No shops. No TV. No Electricity. No Daylight. No idea if your family is alive or dead. Could YOU survive? When a freak asteroid knocks the moon from its orbit, horrific tides engulf parts of the globe, and life on earth changes overnight. For 15-year-old Miranda as power, communications and food supplies start to break down, a desperate battle for her family's survival begins.
I first heard about this book at Becky's Book Reviews around a year ago when she interviewed Susan Pfeffer and I immediately added it to my TBR list. I may have heard of it before that, but that was the post that made me add it to the list. One of the things that I try to do with any reading challenges is to pick books that are already on my list so when Carl announced this year's Sci-fi Experience, I figured that this would fit the bill. I have to say, I am really glad that I chose this as one of the books for the Experience.
This is a young adult book told in a journal format, and our main character is 16 year old Miranda who lives with her mother and brothers in Pennsylvania. Like everyone else in the world, Miranda and her family are transfixed as they watch the coverage of the moon being hit by an asteroid. It is a major news event but everyone is reassured by all the experts who are commentating on the event and life is expected to go on as normal. Sometimes though, the experts get things wrong, and in this case they get things very wrong.
With the moon off it's axis, the tides are effected, and the first sign of trouble comes in the form of huge tsunamis around the world, but not long after there are earthquakes and long dormant volcanoes erupting causing massive death tolls. There are increasingly regular power outages, to the point where it is more common to have no electricity than to have it, and the weather is also effected, going from one extreme to another throughout the period of the book.
As soon as Miranda's mother realises that there is a chance that things won't get better they set about stockpiling anything and everything that might help them get by but the biggest worry as things get worse rather than better is that despite all the preparations, there is not going to be enough for everyone to be able to survive.
Reading Miranda's journal as the events go on, we are exposed to her emotions and see how they change. At first it is very normal sixteen year old girl emotions about boys, and in particular her favourite ice skater, about the prospect of learning to drive, fights with her mum and a little confusion about the events in her family with her dad announcing that his new wife is now pregnant. Miranda goes through a range of emotions from anger to despair to acceptance to resignation, and yet throughout the book there are also enough moments of hope (for example the family's first Christmas since the fateful night when everything changed) and love. Pfeffer touches on several different topics such as first love, the way some people might turn to religion during such a time, vigilantism and death of loved ones, and large scale death such as we saw with the tsunamis. In some ways this felt a bit close too home given everything that has been going on here with the bushfires recently.

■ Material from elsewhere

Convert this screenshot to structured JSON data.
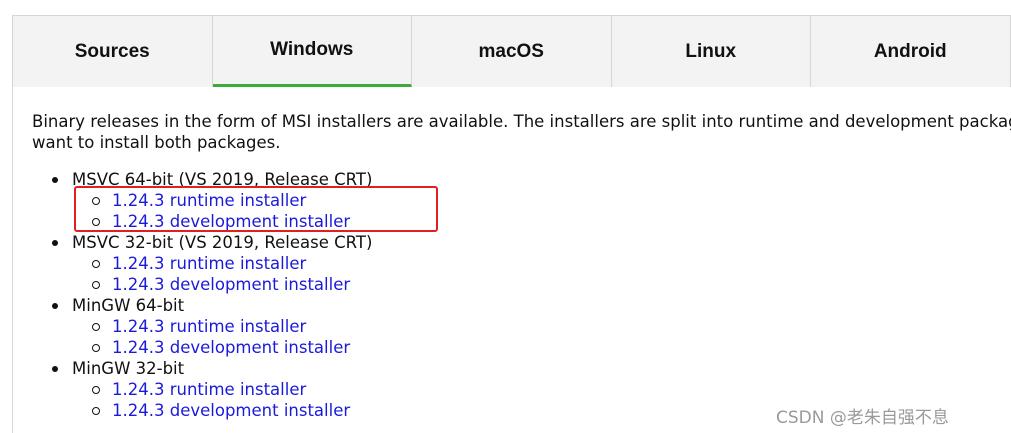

I normally have one book that is my reading on the train book, and another that is my reading at home book. I started this one on Friday morning when I was not far from work. There was then a problem on the train so I was stuck for half an hour or so so I was able to get a really good start on it. By the time I got home, I just wanted to get to the end to find out what happened. There was no way known that I was going to be able to wait until I got on the train on Monday to finish this book.
It was in turn moving, chilling, realistic and scary and totally worth reading! I was all ready to request the follow up book, but apparently it is not going to be released here until 2010 which is a very long wait.
Reading this book did make me wonder how my son and I would survive in this kind of situation, and the short answer is not very well. I don't know that I would have the presence of mind to be able to get things together, let alone the ready cash that Miranda's mother had. The other thing is that there is just the two of us and so we wouldn't be able to divide the jobs up, but at least I wouldn't have to look at my kids and decide which one had the most chance of survival and therefore give them more food. That and the fact that as Australians we wouldn't have the foggiest how to survive in blizzards or even just temperatures that cold! Brrr!!
When I was looking for the cover image, I had a look at her page at Fantastic Fiction, and I was surprised to see that this author had written so many books over quite an extended period of time. My library doesn't have any of the others, which is a bit disappointing because I will definitely be reading at least the next book!
By finishing this book, I have now completed this year's Sci-Fi Experience. I really enjoy this experience as it does make me read outside of my comfort zone a little, and I enjoyed both books that I read this year.
Other Blogger's Thoughts:
Things Mean A Lot
An Adventure in Reading
Stephanie's Confessions of a Book-a-holic
Bookfoolery and Babble
Rosario's Reading Journal